§ **What is needed**:
Return, exactly as written, the line containing "Decode this image" and every line after it to the end of the records below, with no pictures.

*** Records provided

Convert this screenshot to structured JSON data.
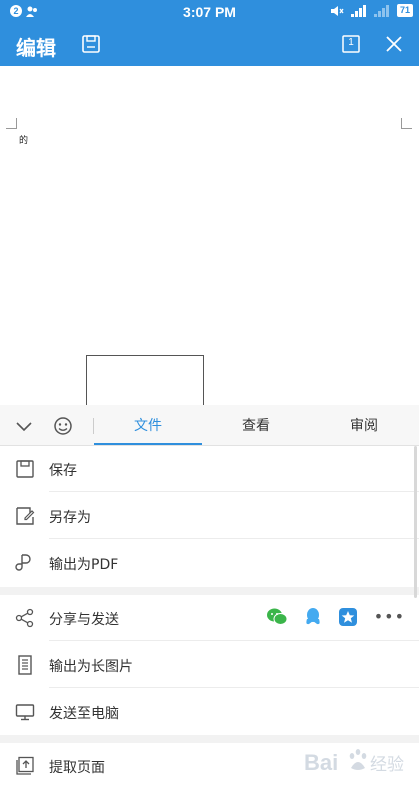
{
  "status": {
    "notification_count": "2",
    "time": "3:07 PM",
    "signal_small": "4G",
    "battery": "71"
  },
  "appbar": {
    "title": "编辑",
    "page_number": "1"
  },
  "document": {
    "text": "的"
  },
  "tabs": {
    "items": [
      "文件",
      "查看",
      "审阅"
    ],
    "active": "文件"
  },
  "menu": {
    "save": "保存",
    "save_as": "另存为",
    "export_pdf": "输出为PDF",
    "share": "分享与发送",
    "export_long_image": "输出为长图片",
    "send_to_pc": "发送至电脑",
    "extract_pages": "提取页面"
  },
  "share_targets": [
    "wechat-icon",
    "qq-icon",
    "tim-icon",
    "more-icon"
  ],
  "watermark": {
    "text": "Bai",
    "text2": "经验"
  },
  "colors": {
    "accent": "#2f8fdd",
    "arrow": "#cc0000",
    "wechat": "#3bb54a",
    "qq": "#44aaf0"
  }
}
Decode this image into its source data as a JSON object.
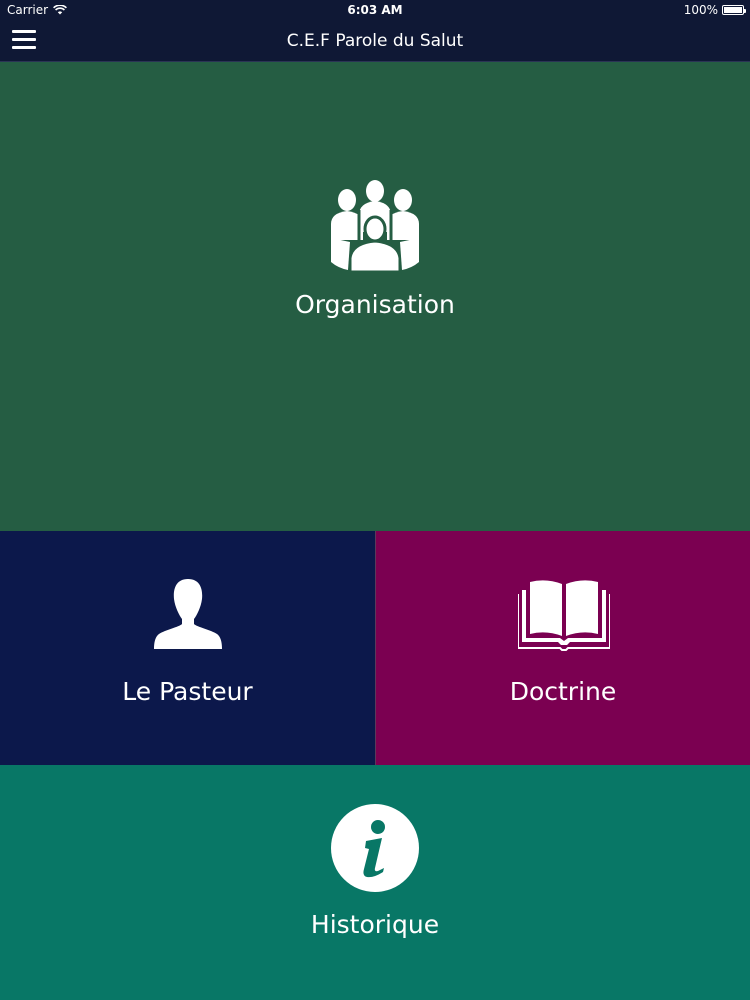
{
  "status_bar": {
    "carrier": "Carrier",
    "time": "6:03 AM",
    "battery": "100%"
  },
  "nav": {
    "title": "C.E.F Parole du Salut",
    "menu_icon": "hamburger-menu-icon"
  },
  "colors": {
    "nav_background": "#0f1835",
    "organisation": "#255d43",
    "pastor": "#0c184b",
    "doctrine": "#7b0051",
    "history": "#087766",
    "icon_fill": "#ffffff"
  },
  "tiles": {
    "organisation": {
      "label": "Organisation",
      "icon": "group-of-people-icon"
    },
    "pastor": {
      "label": "Le Pasteur",
      "icon": "person-silhouette-icon"
    },
    "doctrine": {
      "label": "Doctrine",
      "icon": "open-book-icon"
    },
    "history": {
      "label": "Historique",
      "icon": "info-circle-icon"
    }
  }
}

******

§ **Answer for this exercise**:
Decode this image into its source data as a JSON object.
{
  "status_bar": {
    "carrier": "Carrier",
    "time": "6:03 AM",
    "battery": "100%"
  },
  "nav": {
    "title": "C.E.F Parole du Salut",
    "menu_icon": "hamburger-menu-icon"
  },
  "colors": {
    "nav_background": "#0f1835",
    "organisation": "#255d43",
    "pastor": "#0c184b",
    "doctrine": "#7b0051",
    "history": "#087766",
    "icon_fill": "#ffffff"
  },
  "tiles": {
    "organisation": {
      "label": "Organisation",
      "icon": "group-of-people-icon"
    },
    "pastor": {
      "label": "Le Pasteur",
      "icon": "person-silhouette-icon"
    },
    "doctrine": {
      "label": "Doctrine",
      "icon": "open-book-icon"
    },
    "history": {
      "label": "Historique",
      "icon": "info-circle-icon"
    }
  }
}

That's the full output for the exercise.